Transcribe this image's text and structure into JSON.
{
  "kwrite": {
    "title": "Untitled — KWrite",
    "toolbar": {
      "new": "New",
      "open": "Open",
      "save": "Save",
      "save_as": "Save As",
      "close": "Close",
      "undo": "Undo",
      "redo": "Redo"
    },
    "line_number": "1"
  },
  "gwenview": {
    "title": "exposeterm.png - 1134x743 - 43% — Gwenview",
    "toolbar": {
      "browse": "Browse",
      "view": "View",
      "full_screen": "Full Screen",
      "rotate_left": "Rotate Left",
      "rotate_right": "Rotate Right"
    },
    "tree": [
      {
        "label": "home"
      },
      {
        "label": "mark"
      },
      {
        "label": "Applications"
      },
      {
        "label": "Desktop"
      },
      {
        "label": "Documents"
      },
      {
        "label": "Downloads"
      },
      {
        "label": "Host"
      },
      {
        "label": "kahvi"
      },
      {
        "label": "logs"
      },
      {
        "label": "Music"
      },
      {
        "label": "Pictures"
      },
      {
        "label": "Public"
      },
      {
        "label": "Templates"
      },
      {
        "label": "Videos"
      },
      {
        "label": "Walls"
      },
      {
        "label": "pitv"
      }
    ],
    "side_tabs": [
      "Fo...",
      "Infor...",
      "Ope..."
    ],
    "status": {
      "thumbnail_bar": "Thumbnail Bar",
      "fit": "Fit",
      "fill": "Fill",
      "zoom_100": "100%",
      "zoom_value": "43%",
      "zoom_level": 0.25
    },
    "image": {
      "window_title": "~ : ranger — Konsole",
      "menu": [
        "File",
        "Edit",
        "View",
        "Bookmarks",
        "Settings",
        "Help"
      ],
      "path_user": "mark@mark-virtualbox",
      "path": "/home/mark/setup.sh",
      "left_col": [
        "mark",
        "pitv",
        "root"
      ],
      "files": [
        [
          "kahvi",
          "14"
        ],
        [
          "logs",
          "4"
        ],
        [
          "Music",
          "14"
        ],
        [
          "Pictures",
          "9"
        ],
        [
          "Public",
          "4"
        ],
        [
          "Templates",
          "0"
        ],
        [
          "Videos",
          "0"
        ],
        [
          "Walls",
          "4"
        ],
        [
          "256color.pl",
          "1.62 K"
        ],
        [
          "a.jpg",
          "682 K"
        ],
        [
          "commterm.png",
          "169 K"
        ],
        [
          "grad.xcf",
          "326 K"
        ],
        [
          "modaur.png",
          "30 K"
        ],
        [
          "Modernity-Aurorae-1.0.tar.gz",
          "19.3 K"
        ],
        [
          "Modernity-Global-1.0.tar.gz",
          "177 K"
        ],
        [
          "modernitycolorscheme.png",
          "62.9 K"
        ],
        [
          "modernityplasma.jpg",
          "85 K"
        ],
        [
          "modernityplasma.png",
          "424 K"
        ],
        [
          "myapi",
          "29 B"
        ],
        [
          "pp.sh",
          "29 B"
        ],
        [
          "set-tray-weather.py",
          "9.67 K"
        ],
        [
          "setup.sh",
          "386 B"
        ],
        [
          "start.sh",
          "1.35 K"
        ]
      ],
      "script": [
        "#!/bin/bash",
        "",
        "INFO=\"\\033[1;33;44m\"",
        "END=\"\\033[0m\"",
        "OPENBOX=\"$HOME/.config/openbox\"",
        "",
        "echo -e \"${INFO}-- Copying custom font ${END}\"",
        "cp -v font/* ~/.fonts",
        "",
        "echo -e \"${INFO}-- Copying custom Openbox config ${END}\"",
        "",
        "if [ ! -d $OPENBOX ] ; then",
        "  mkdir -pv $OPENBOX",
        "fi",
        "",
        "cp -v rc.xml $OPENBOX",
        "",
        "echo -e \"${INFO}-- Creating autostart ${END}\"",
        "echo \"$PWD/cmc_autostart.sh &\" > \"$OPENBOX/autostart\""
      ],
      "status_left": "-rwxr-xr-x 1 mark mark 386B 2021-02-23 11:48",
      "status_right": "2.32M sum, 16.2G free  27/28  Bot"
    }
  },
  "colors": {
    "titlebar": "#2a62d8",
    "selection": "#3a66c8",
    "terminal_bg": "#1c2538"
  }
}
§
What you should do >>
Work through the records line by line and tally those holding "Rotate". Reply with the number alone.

Task result >>
2